■ **Assignment**
Look through the entries below and show every line containing the word "into".

*** Recorded information Section Begins ***

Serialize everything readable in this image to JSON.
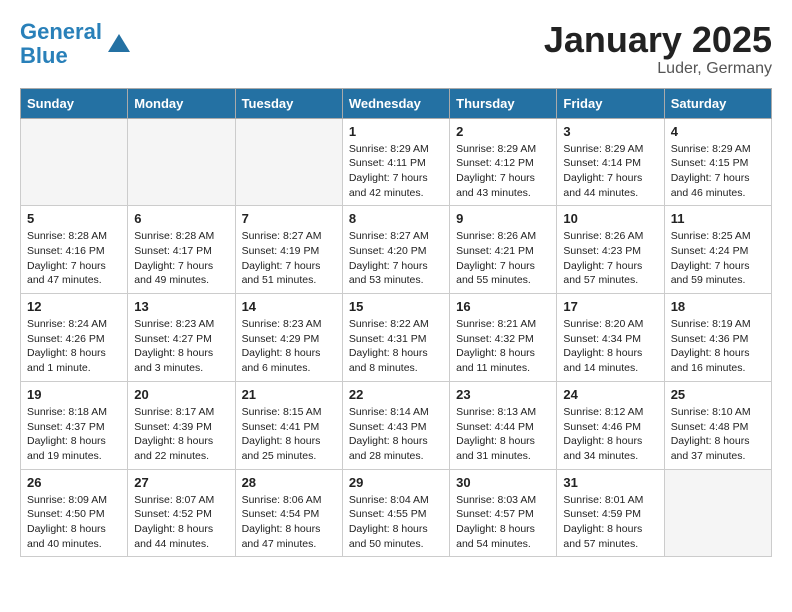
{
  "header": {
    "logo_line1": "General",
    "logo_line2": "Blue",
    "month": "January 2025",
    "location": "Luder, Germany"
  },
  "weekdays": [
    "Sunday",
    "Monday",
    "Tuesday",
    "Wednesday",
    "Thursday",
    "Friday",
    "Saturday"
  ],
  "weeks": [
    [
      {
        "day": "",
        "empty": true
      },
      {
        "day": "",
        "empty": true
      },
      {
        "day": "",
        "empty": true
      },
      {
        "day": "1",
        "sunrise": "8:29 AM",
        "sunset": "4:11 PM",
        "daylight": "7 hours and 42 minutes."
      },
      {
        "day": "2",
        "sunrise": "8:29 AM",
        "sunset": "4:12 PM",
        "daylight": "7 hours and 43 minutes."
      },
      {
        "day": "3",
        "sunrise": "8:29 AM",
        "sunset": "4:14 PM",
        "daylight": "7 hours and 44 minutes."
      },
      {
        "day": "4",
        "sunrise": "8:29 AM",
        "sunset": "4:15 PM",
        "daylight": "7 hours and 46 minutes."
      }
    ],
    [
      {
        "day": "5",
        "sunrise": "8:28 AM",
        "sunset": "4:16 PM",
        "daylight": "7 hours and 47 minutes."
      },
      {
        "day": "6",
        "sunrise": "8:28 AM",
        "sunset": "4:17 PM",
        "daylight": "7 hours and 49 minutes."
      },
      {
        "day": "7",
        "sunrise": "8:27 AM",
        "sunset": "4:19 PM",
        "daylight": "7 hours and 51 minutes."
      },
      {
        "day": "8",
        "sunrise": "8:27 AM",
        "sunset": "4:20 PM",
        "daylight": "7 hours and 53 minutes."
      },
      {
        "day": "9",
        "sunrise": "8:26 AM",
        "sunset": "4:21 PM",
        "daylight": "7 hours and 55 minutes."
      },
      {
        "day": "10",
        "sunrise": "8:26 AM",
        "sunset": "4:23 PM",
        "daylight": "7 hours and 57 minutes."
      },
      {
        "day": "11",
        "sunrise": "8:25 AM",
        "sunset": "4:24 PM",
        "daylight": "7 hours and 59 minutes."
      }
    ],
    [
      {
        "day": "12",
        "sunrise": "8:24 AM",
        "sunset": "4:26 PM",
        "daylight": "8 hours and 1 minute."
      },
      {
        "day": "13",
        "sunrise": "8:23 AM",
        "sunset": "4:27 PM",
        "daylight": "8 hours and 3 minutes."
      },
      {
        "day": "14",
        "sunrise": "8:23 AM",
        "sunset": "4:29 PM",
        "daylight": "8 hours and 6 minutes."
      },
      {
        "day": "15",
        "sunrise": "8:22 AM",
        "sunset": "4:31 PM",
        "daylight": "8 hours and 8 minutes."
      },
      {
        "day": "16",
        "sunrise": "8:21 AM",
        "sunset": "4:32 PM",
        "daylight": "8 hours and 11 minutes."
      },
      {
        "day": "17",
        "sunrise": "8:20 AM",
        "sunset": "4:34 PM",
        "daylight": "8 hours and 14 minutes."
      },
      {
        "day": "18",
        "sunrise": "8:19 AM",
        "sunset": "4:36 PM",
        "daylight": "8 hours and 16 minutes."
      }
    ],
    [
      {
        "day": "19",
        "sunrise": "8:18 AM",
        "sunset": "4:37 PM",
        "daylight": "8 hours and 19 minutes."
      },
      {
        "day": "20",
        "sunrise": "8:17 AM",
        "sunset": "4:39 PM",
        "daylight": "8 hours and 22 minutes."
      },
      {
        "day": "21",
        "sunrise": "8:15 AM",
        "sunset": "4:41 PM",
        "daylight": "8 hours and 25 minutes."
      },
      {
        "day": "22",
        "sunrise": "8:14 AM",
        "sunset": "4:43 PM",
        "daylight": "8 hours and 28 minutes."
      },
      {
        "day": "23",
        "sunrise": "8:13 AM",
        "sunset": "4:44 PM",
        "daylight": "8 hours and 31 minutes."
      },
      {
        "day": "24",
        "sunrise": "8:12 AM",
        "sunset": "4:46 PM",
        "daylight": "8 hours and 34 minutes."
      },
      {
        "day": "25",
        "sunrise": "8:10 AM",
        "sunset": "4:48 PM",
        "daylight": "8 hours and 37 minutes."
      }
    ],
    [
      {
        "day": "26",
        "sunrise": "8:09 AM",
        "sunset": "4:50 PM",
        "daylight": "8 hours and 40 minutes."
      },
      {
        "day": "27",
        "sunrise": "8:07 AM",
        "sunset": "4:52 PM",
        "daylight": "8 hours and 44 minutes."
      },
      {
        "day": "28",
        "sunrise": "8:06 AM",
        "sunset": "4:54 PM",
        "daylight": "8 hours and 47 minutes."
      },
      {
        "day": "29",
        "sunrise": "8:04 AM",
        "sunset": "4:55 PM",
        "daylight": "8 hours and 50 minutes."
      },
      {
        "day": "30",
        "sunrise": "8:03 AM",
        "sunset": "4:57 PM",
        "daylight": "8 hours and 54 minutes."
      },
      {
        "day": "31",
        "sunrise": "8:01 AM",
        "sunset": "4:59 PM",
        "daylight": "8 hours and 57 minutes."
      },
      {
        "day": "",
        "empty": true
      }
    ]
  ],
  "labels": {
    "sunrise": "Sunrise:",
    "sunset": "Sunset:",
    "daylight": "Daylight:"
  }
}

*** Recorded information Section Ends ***
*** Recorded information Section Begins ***

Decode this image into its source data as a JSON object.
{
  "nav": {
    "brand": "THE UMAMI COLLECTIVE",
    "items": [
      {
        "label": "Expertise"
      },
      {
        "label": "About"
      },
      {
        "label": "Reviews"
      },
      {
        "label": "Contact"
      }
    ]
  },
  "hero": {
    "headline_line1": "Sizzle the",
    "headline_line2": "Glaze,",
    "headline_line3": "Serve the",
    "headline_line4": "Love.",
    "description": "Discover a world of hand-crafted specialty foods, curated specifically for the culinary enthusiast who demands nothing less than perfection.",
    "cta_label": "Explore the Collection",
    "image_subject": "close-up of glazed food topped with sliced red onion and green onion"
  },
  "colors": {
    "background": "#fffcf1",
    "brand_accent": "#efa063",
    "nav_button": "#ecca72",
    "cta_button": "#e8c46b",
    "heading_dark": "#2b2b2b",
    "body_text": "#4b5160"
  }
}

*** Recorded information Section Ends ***
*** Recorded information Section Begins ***

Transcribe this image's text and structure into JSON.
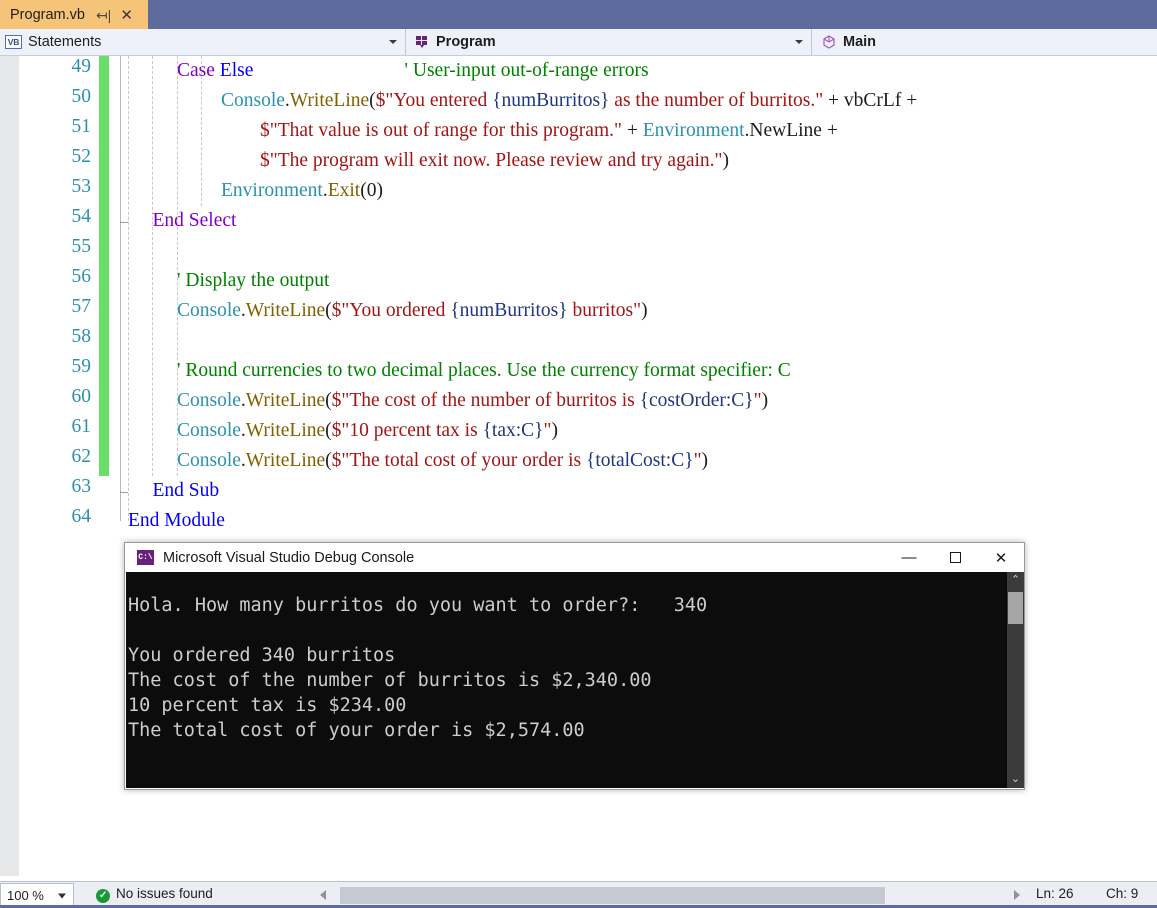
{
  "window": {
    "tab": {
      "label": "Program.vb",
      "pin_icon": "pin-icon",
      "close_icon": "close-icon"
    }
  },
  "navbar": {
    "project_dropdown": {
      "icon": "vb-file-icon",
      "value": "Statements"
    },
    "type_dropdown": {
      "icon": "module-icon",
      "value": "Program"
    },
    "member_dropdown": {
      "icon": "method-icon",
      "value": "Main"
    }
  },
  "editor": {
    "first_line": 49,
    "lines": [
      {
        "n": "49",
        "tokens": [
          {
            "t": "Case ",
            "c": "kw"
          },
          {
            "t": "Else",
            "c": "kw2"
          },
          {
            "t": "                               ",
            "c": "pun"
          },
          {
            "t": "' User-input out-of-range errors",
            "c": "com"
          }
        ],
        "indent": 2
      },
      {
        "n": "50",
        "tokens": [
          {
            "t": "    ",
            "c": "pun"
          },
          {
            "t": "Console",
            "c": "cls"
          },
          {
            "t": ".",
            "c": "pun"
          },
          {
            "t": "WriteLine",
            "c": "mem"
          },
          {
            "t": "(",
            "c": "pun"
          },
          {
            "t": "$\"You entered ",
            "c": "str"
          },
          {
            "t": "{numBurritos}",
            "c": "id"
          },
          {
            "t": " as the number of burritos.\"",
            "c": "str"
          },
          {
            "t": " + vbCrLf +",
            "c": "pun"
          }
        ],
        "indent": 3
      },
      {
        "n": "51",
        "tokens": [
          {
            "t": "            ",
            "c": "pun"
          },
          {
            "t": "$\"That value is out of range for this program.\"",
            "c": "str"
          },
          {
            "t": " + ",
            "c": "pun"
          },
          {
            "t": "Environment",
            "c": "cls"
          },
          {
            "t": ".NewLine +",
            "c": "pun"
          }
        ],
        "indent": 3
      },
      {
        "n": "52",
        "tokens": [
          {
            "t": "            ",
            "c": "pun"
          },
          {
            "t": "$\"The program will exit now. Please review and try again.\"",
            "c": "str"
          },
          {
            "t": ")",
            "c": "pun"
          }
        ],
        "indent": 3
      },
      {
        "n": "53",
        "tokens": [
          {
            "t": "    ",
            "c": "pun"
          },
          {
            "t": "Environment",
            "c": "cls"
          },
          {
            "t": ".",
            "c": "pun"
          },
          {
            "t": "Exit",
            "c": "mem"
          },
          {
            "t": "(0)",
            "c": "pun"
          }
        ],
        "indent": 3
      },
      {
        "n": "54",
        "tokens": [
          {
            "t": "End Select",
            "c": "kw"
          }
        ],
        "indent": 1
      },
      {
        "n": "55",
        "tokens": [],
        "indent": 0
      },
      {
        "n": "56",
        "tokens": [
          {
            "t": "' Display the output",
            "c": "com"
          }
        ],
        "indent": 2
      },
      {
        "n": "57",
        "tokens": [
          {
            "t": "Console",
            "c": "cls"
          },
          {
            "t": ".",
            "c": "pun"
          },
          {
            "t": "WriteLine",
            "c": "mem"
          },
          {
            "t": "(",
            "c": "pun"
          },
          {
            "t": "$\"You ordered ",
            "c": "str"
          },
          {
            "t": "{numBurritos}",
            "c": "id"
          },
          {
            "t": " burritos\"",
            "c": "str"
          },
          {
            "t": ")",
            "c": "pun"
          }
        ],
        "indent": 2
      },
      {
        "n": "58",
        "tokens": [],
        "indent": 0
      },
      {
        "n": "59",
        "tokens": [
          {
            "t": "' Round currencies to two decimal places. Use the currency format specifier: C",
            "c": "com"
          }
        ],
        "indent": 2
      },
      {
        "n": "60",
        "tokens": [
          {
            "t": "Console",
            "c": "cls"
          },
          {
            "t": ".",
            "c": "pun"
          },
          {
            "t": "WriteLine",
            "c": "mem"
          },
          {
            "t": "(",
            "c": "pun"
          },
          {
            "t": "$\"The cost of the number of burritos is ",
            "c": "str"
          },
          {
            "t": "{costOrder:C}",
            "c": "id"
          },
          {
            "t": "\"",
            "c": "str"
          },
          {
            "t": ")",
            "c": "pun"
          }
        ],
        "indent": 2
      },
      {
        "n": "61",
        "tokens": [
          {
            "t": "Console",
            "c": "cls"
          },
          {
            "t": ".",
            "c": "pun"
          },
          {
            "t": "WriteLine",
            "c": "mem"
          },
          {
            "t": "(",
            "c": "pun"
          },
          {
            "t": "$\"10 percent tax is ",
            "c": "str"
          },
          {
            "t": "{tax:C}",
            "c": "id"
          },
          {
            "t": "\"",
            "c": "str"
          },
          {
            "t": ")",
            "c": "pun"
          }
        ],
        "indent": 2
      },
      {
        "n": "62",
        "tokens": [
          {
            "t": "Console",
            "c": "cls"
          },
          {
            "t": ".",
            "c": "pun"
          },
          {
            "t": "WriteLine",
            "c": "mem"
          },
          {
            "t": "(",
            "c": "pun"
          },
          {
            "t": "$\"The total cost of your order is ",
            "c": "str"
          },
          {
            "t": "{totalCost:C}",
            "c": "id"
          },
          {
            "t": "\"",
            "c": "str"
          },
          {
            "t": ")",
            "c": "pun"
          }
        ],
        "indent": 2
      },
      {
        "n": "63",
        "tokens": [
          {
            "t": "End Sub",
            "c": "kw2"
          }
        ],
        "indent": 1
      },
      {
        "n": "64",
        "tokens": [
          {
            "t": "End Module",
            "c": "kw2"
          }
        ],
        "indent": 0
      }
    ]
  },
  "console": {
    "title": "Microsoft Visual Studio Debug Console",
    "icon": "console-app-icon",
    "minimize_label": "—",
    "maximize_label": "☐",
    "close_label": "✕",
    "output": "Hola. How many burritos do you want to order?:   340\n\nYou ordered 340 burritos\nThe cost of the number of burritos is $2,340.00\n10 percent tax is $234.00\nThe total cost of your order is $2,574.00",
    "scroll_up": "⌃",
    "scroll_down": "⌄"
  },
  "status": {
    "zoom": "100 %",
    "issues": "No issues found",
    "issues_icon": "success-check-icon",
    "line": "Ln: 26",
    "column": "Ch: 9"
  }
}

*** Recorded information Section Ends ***

■ **The completed task**
Decode this image into its source data as a JSON object.
Transcribe this image's text and structure into JSON.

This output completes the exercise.